Thus, the record compels the conclusion that the People established by a fair preponderance of the credible evidence that defendant's immunized statement was not used to secure the indictment and that the evidence presented to the Grand Jury had a source independent of defendant's testimony. See People v. Kronberg, 243 A.D.2d 132, 148 (1st Dept.1998)(People need show only that it is more likely than not that the evidence had a source independent of the immunized testimony). Because defendant has failed to controvert that showing, a Kastigar hearing is not required.7 See United States v. Byrd, 765 F.2d 1524, 1533 (11th Cir.1985) (Kastigar hearing is unnecessary where the prosecution has submitted sufficient proof to the court for in camera review in advance of trial.) Accordingly, defendant's motion seeking a Kastigar hearing is denied.On consent of the People, defendant's motion seeking a Wade hearing is granted.
This is the decision and order of the Court.
1. On March 26, 2013, the criminal complaint against Stolarik was dismissed.
2. Pursuant to CPL § 100.30(1)(d), typed on the complaint just above defendant's signature in all capital letters is the following warning: “false statements made herein are punishable as a Class A misdemeanor pursuant to P.L 210.45.”
3. None of the cases cited by defendant in his motion papers and in his reply stand for the proposition that the form notice requirement limits the People to charging defendant exclusively with having violated P.L. § 210.45.
4. IAB had opened an investigation based upon Stolarik's claim that he had been injured while being taken into police custody and that excessive force had been used to effectuate his arrest.
5. The People aver that no ADA, other than ADA Caliendo, reviewed defendant's immunized statement.
6. The People aver that ADA Leahy unsealed and reviewed defendant's immunized statement. After doing so, ADA Leahy resealed it, and the statement never left his possession until he submitted it to the Court to examine in camera. The People further aver that ADA Leahy has not spoken to ADA Caliendo or ADA Abbasi about the contents of the statement.

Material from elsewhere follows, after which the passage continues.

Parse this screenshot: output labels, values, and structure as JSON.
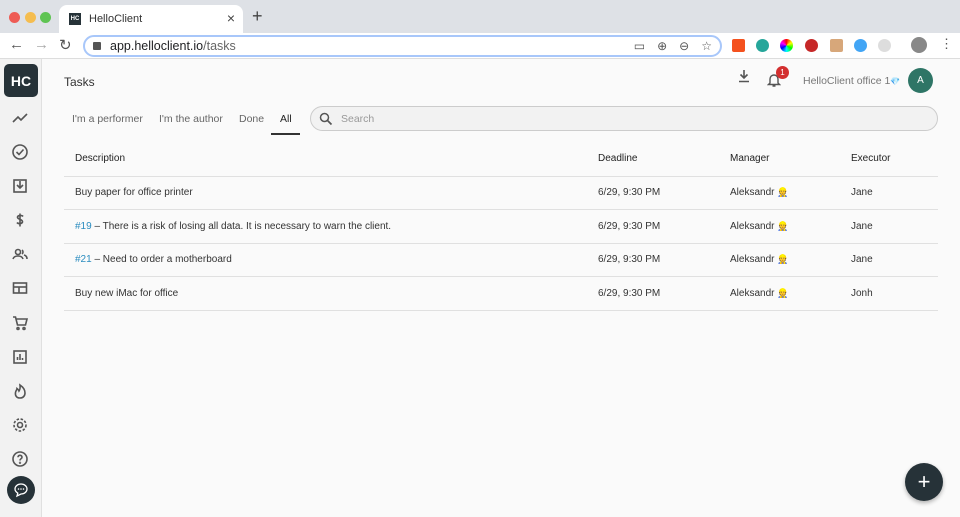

7. Although it created a needless potential problem and it would have been better practice to have an ADA other than ADA Caliendo present this case to the Grand Jury, the indictment is not fatally tainted based on ADA Caliendo's exposure to defendant's immunized statement. See People v. Corrigan, 80 N.Y.2d 326, 332 (1992)(Court finds no Kastigar violation, but admonished prosecution that possession of an immunized statement is a practice to be avoided); People v. Feerick, 241 A.D.2d 126, 135 (1st Dept.1998), aff'd., 93 N.Y.2d 433 (1999)(the central inquiry with respect to whether a Kastigar violation has occurred is whether the prosecution made any use whatsoever of a defendant's immunized testimony, not whether it had access to it). This is especially true here because defendant repeated the substance of his immunized statement to prosecutors on at least two separate occasions after the August 22, 2012 administrative hearing. Thus, defendant's immunized statement added nothing to the People's knowledge of the case, and any error in allowing ADA Caliendo to present the case to the Grand Jury is harmless. It also should be noted that ADA Caliendo is no longer employed by the BxDAO and therefore will not be involved in any further prosecution of this case.
STEVEN L. BARRETT, J.